I grew up in the north side suburbs of Chicago in the 60’s and 70’s. Back then, when I was a grade schooler, there were two religions most of the children claimed to be, Jewish and Catholic. The only real difference between us was that the Jewish kids went to Hebrew school after school and the Catholic kids went to Catechism classes. We worked together in the classroom, ate lunch together, and played together out at recess. It didn’t matter to anyone that the Catholic kids ate tuna sandwiches on Fridays or that the Jewish kids brought PB&J on Matzoh crackers during the weeks of Passover.
By the time I went to college, however, it seemed like students of different religions became divided into sterotypes. Some of the stereotypes I heard were, “Christians think Jews are going to hell,” “Catholics aren’t Christians,” “Jewish people are stingy and greedy,” “That other group is a cult.”
Today in 2011, our children eat lunch and play on the playground with a much more diverse and pluralistic group of classmates than I had. As our children grow up in today’s culture, how do we free them from growing into young adults who stereotype or “otherise?”

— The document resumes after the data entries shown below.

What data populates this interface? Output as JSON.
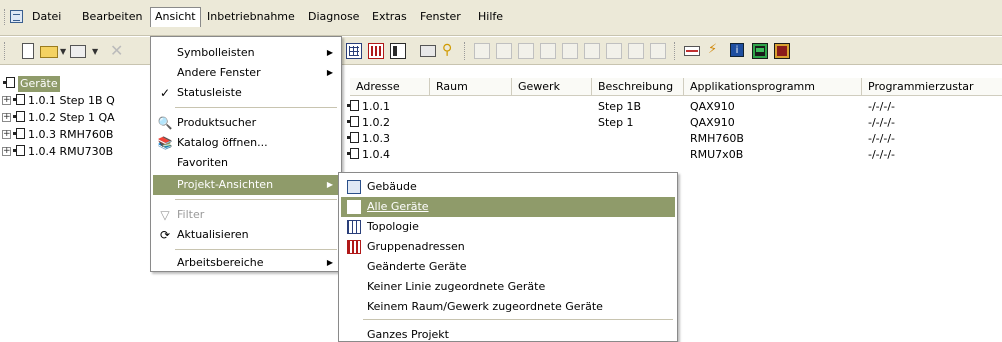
{
  "menubar": {
    "items": [
      "Datei",
      "Bearbeiten",
      "Ansicht",
      "Inbetriebnahme",
      "Diagnose",
      "Extras",
      "Fenster",
      "Hilfe"
    ]
  },
  "tree": {
    "root": "Geräte",
    "items": [
      "1.0.1 Step 1B Q",
      "1.0.2 Step 1 QA",
      "1.0.3 RMH760B",
      "1.0.4 RMU730B"
    ]
  },
  "list": {
    "columns": [
      "Adresse",
      "Raum",
      "Gewerk",
      "Beschreibung",
      "Applikationsprogramm",
      "Programmierzustar"
    ],
    "rows": [
      {
        "adresse": "1.0.1",
        "beschreibung": "Step 1B",
        "applikation": "QAX910",
        "zustand": "-/-/-/-"
      },
      {
        "adresse": "1.0.2",
        "beschreibung": "Step 1",
        "applikation": "QAX910",
        "zustand": "-/-/-/-"
      },
      {
        "adresse": "1.0.3",
        "beschreibung": "",
        "applikation": "RMH760B",
        "zustand": "-/-/-/-"
      },
      {
        "adresse": "1.0.4",
        "beschreibung": "",
        "applikation": "RMU7x0B",
        "zustand": "-/-/-/-"
      }
    ]
  },
  "ansicht_menu": {
    "items": [
      "Symbolleisten",
      "Andere Fenster",
      "Statusleiste",
      "Produktsucher",
      "Katalog öffnen...",
      "Favoriten",
      "Projekt-Ansichten",
      "Filter",
      "Aktualisieren",
      "Arbeitsbereiche"
    ]
  },
  "submenu": {
    "items": [
      "Gebäude",
      "Alle Geräte",
      "Topologie",
      "Gruppenadressen",
      "Geänderte Geräte",
      "Keiner Linie zugeordnete Geräte",
      "Keinem Raum/Gewerk zugeordnete Geräte",
      "Ganzes Projekt"
    ]
  },
  "colors": {
    "selection": "#8f9b6a",
    "chrome": "#ECE9D8"
  }
}
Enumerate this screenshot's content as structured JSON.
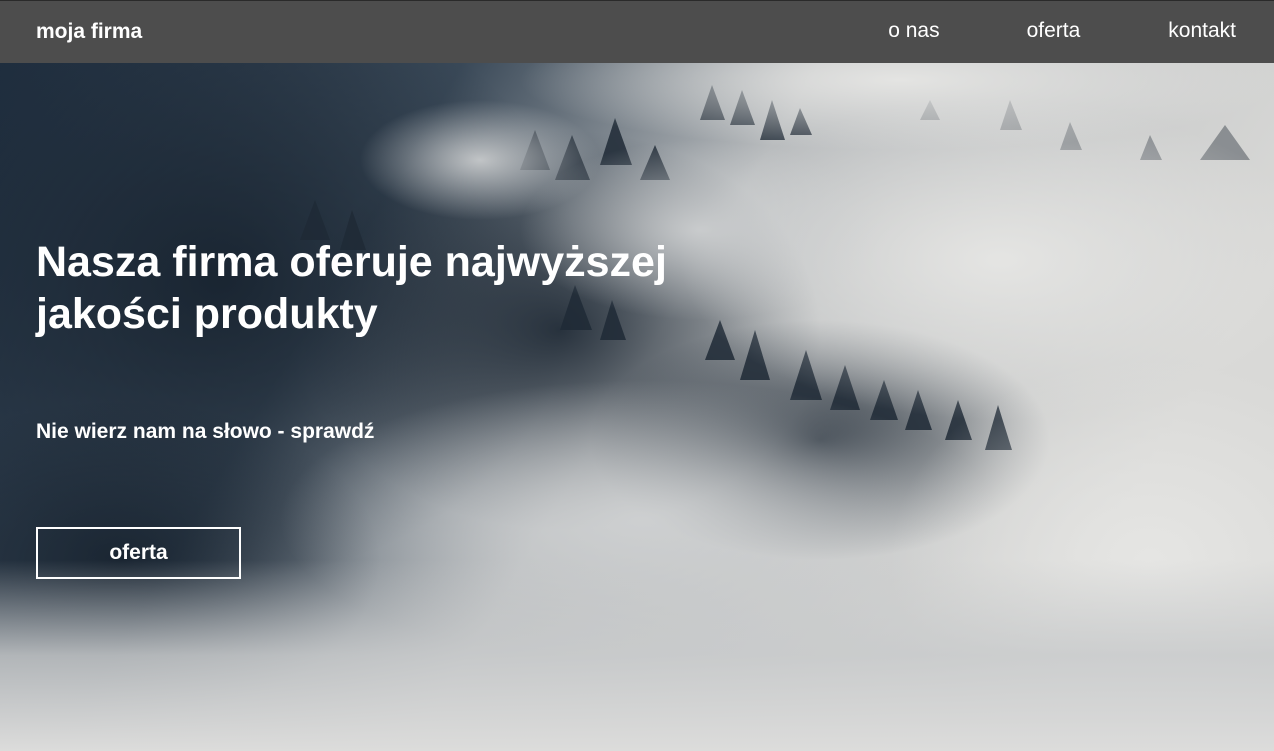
{
  "header": {
    "brand": "moja firma",
    "nav": [
      {
        "label": "o nas"
      },
      {
        "label": "oferta"
      },
      {
        "label": "kontakt"
      }
    ]
  },
  "hero": {
    "headline": "Nasza firma oferuje najwyższej jakości produkty",
    "subline": "Nie wierz nam na słowo - sprawdź",
    "cta_label": "oferta"
  },
  "colors": {
    "header_bg": "#4d4d4d",
    "text": "#ffffff"
  }
}
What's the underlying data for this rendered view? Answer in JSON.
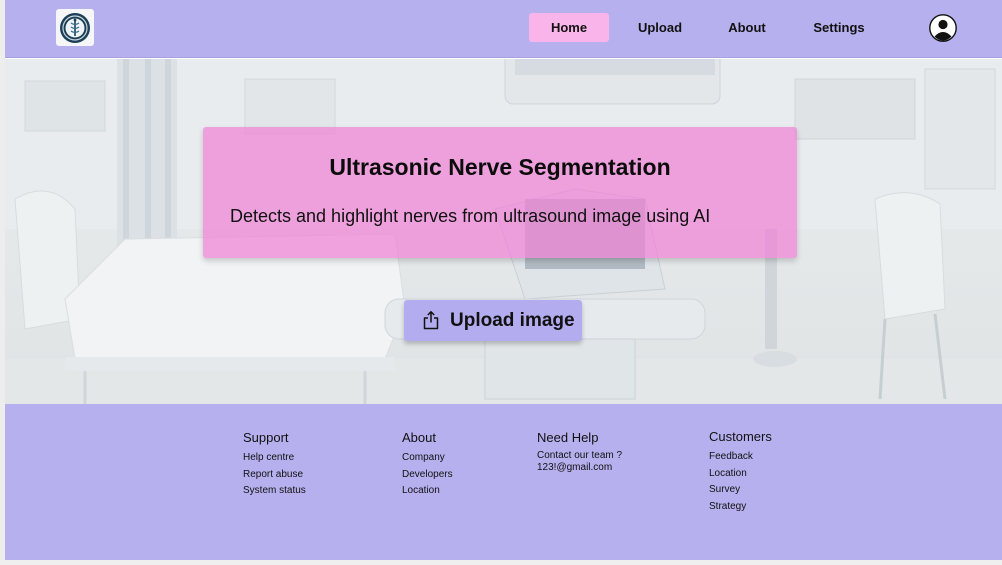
{
  "nav": {
    "logo_icon": "medical-emblem-icon",
    "items": [
      {
        "label": "Home",
        "active": true
      },
      {
        "label": "Upload",
        "active": false
      },
      {
        "label": "About",
        "active": false
      },
      {
        "label": "Settings",
        "active": false
      }
    ],
    "avatar_icon": "user-avatar-icon"
  },
  "hero": {
    "title": "Ultrasonic Nerve Segmentation",
    "subtitle": "Detects and highlight nerves from ultrasound image using AI",
    "upload_label": "Upload image",
    "upload_icon": "share-upload-icon",
    "background": "hospital-ultrasound-room-photo"
  },
  "footer": {
    "support": {
      "heading": "Support",
      "links": [
        "Help centre",
        "Report abuse",
        "System status"
      ]
    },
    "about": {
      "heading": "About",
      "links": [
        "Company",
        "Developers",
        "Location"
      ]
    },
    "help": {
      "heading": "Need Help",
      "lines": [
        "Contact our team ?",
        "123!@gmail.com"
      ]
    },
    "customers": {
      "heading": "Customers",
      "links": [
        "Feedback",
        "Location",
        "Survey",
        "Strategy"
      ]
    }
  },
  "colors": {
    "nav_bg": "#b6b0ee",
    "home_active": "#f9b4ea",
    "hero_card": "#f082d6",
    "upload_btn": "#b3adf0",
    "footer_bg": "#b6b0ee"
  }
}
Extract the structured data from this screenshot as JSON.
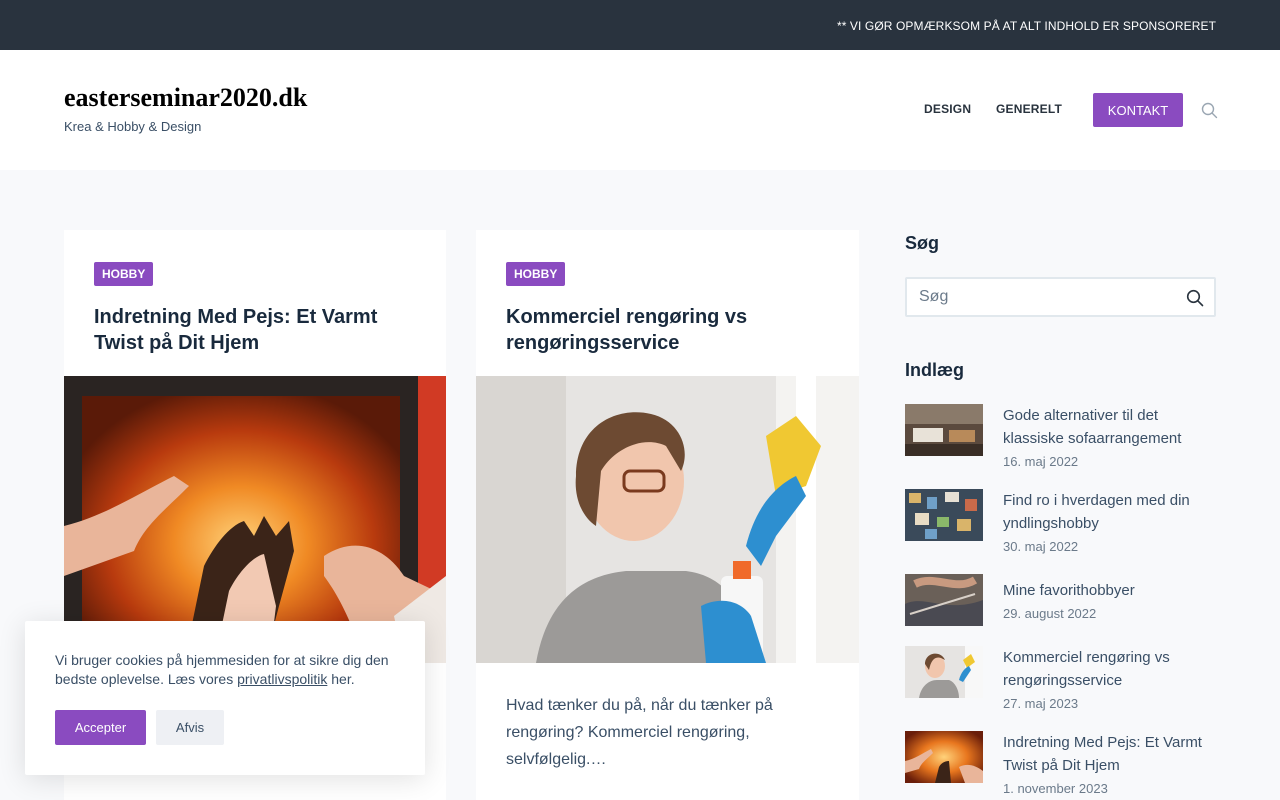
{
  "topbar": {
    "notice": "** VI GØR OPMÆRKSOM PÅ AT ALT INDHOLD ER SPONSORERET"
  },
  "header": {
    "site_title": "easterseminar2020.dk",
    "tagline": "Krea & Hobby & Design",
    "nav": [
      "DESIGN",
      "GENERELT"
    ],
    "cta": "KONTAKT",
    "search_icon": "search-icon"
  },
  "cards": [
    {
      "category": "HOBBY",
      "title": "Indretning Med Pejs: Et Varmt Twist på Dit Hjem",
      "image": "fireplace-hands-image",
      "excerpt": ""
    },
    {
      "category": "HOBBY",
      "title": "Kommerciel rengøring vs rengøringsservice",
      "image": "woman-cleaning-window-image",
      "excerpt": "Hvad tænker du på, når du tænker på rengøring? Kommerciel rengøring, selvfølgelig.…"
    }
  ],
  "sidebar": {
    "search_title": "Søg",
    "search_placeholder": "Søg",
    "posts_title": "Indlæg",
    "posts": [
      {
        "title": "Gode alternativer til det klassiske sofaarrangement",
        "date": "16. maj 2022"
      },
      {
        "title": "Find ro i hverdagen med din yndlingshobby",
        "date": "30. maj 2022"
      },
      {
        "title": "Mine favorithobbyer",
        "date": "29. august 2022"
      },
      {
        "title": "Kommerciel rengøring vs rengøringsservice",
        "date": "27. maj 2023"
      },
      {
        "title": "Indretning Med Pejs: Et Varmt Twist på Dit Hjem",
        "date": "1. november 2023"
      }
    ]
  },
  "cookie": {
    "text_before": "Vi bruger cookies på hjemmesiden for at sikre dig den bedste oplevelse. Læs vores ",
    "link": "privatlivspolitik",
    "text_after": " her.",
    "accept": "Accepter",
    "decline": "Afvis"
  },
  "colors": {
    "accent": "#8a4bc0",
    "topbar": "#29333e",
    "heading": "#192a3d",
    "text": "#3a4f66"
  }
}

Elizabeth Lesser, author of “Broken Open: How Difficult Times Can Help Us Grow” suggests starting with lunch. She says, “Otherising is the dangerous act of turning someone into the enemy just because he or she looks different, prays different, speaks different, or thinks different. Some of history’s most tragic events – wars, genocides, terorist acts – began with ordinary people demonizing other ordinary people.” She continues, “First, think of a person you may be otherising – maybe a woman from a different side of the abortion debate or your brother who doesn’t believe in global warming. Next tell that person you’d like to understand him or her better. Ask if they would like to do the same with you. Agree to these ground rules: Be curtious, conversational, and real. Don’t persuade or interrupt. Listen, listen, listen. “
“Will the Heavens open and ‘We Are the World’ start playing over the restaurant’s sound system? Doubtful. But in the lunches I have shared,” she says, “I have grown in compasson and patience…perhaps if enough of us take each other to lunch, we can give our country the civility makover it needs.”
So my challenge for myself this week is to have lunch or coffee with someone who I might have the tendancy to “otherise.” I hope in this encounter I can relive those days in the grade school lunch room. I invite you to join me this week in this living enactment of prayer.
– Pastor Nancy Pauls, Pastor of Prayer